Posted on Fri, September 07, 2012 by Slow Food USA
2 Comments | Categories: Biodiversity, Seafood,
Written by Jeremy Brown, Fisherman, Slow Food member and 2008 Terra Madre delegate
Albacore, Thunnus Alolonga, are the only tuna that can be sold as “white meat’. In many ways the polar opposite of the Bluefin beloved of the sushi trade and poster fish for fisheries run wild. Albacore’s ecological niche is on the fringes- they swim further, faster deeper and more scattered into cooler waters than most tunas. This makes them less vulnerable to fishing pressure, and particularly hard to catch on an industrial scale.

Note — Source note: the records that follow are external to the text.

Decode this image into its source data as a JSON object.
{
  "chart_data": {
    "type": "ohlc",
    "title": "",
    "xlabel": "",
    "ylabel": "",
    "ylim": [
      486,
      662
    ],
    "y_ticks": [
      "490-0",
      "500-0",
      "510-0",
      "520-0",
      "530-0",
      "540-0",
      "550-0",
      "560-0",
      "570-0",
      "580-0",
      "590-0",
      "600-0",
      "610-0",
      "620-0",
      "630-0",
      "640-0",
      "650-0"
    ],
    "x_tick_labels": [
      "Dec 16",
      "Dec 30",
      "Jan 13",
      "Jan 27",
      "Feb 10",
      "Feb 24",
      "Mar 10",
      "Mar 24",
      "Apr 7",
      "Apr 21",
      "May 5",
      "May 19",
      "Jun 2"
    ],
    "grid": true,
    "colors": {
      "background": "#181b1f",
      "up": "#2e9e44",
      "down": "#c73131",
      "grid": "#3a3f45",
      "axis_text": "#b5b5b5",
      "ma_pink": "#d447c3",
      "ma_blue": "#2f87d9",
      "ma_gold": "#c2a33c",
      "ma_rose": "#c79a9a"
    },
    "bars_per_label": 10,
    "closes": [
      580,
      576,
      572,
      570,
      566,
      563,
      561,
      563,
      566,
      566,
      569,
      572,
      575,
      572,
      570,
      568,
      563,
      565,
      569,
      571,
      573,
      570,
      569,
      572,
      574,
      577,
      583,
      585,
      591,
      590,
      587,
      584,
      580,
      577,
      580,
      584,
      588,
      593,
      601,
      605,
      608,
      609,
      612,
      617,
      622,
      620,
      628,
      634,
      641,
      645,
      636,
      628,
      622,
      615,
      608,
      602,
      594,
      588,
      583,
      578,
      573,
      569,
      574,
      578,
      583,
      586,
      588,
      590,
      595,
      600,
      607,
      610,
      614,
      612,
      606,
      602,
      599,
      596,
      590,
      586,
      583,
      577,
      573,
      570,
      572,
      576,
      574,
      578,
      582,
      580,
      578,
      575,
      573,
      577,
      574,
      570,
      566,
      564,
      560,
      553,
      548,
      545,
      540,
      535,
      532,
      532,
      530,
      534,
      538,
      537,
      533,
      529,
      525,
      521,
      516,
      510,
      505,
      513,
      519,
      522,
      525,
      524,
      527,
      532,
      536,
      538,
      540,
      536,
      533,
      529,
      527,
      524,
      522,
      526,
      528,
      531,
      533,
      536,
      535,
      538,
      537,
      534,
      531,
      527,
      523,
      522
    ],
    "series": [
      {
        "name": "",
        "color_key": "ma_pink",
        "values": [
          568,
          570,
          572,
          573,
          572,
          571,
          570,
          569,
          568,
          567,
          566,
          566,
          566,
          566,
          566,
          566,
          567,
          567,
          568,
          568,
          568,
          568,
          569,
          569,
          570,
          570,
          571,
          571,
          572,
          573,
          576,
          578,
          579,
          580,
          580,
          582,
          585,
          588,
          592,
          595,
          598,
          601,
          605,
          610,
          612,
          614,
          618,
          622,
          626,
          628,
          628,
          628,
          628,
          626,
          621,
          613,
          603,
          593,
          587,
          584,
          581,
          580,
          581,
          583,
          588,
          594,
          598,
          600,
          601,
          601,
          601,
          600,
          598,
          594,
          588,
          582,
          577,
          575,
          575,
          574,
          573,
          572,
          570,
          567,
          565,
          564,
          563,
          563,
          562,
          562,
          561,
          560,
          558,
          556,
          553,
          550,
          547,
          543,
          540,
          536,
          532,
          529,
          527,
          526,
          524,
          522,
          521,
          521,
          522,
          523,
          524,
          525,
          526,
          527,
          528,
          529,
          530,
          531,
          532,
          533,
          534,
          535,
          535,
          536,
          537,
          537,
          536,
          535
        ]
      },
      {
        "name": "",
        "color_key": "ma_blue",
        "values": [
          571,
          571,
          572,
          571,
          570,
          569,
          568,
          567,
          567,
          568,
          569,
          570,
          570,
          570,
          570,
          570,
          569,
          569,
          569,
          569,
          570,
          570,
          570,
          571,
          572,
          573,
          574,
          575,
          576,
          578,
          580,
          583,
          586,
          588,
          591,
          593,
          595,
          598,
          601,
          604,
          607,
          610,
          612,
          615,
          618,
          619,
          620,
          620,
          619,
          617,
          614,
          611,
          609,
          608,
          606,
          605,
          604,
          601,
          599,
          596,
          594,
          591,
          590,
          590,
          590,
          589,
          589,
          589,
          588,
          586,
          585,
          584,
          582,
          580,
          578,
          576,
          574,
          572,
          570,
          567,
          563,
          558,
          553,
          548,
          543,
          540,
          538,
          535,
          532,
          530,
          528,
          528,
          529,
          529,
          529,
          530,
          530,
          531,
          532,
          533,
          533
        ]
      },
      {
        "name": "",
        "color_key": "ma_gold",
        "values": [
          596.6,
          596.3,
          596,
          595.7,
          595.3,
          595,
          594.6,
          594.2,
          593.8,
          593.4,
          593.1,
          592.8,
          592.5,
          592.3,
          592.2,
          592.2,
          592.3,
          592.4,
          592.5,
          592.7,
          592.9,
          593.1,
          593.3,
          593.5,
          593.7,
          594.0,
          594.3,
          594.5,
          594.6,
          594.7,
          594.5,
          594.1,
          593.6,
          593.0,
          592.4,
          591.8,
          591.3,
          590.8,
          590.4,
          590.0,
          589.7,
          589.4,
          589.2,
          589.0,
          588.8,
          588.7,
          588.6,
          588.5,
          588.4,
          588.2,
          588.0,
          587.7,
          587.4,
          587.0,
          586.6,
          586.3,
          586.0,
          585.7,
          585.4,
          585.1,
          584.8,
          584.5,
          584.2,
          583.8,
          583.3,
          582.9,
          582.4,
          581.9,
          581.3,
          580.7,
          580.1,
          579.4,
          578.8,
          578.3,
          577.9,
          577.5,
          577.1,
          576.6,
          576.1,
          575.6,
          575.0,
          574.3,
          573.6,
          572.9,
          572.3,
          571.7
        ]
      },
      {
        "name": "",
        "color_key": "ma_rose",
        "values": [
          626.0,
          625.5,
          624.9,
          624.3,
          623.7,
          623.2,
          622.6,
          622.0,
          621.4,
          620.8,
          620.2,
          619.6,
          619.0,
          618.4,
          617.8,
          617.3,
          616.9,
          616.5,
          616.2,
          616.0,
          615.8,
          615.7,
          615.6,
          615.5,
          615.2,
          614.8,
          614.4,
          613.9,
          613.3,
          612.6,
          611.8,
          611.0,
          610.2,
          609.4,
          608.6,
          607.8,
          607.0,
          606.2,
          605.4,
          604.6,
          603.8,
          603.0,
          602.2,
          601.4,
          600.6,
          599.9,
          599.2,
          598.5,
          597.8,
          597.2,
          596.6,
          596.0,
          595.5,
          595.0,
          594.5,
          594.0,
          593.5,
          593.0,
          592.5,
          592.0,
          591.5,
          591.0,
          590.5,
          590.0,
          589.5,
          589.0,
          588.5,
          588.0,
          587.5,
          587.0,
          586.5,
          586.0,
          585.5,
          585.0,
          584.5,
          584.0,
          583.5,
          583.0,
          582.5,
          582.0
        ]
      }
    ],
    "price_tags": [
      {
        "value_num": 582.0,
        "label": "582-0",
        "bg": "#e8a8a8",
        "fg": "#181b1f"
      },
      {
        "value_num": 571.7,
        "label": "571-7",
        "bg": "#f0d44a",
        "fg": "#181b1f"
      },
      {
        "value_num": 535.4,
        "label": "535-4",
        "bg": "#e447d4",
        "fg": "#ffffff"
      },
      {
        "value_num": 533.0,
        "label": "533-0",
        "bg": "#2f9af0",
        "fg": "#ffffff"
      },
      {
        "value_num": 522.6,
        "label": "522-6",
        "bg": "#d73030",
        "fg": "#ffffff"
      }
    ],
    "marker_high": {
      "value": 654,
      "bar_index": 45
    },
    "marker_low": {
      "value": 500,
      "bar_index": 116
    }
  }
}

Older fish swim deeper in more tropical water and are principally caught on pelagic longline gear, younger fish frequent the surface waters along the sub tropical convergence zones of the world’s oceans which is where they can be caught by jigs trolled on the surface or chummed up with bait in the classic pole-and-line fisheries.
Off the West Coast the bulk of the catch is taken by smaller trollers, owner-operators with one or two crew. Caught one at a time, the fish are individually handled and iced or frozen right away to preserve their quality- with a body temperature sometimes 8 degrees above water temperature, hot-blooded albacore need prompt and thorough cooling.
Traditionally most of the catch went to the big industrial canners, but in recent years there has been growing interest from restaurants, specialty seafood markets and discerning consumers. We have also seen a strong growth of local ‘micro-canneries, producing high quality artisanal pack, and a revival of interest in home canning.
Western Fishboat Owners Association, the principle fishermen’s group has produced a comprehensive website with resources, recipes and a directory of ports where you can buy fish direct off the boats.
Albacore is an excellent source of DHA and EPA, the long chain omega-3 fatty acids so important for good nutrition. Young albacore swim far offshore away from runoff and manmade pollution so are of low concern for contaminants. Both the Federal government and independent labs routinely monitor landings. The respected Oregon State University Seafood Center has published peer-reviewed results showing regional albacore to be well below all levels of concern.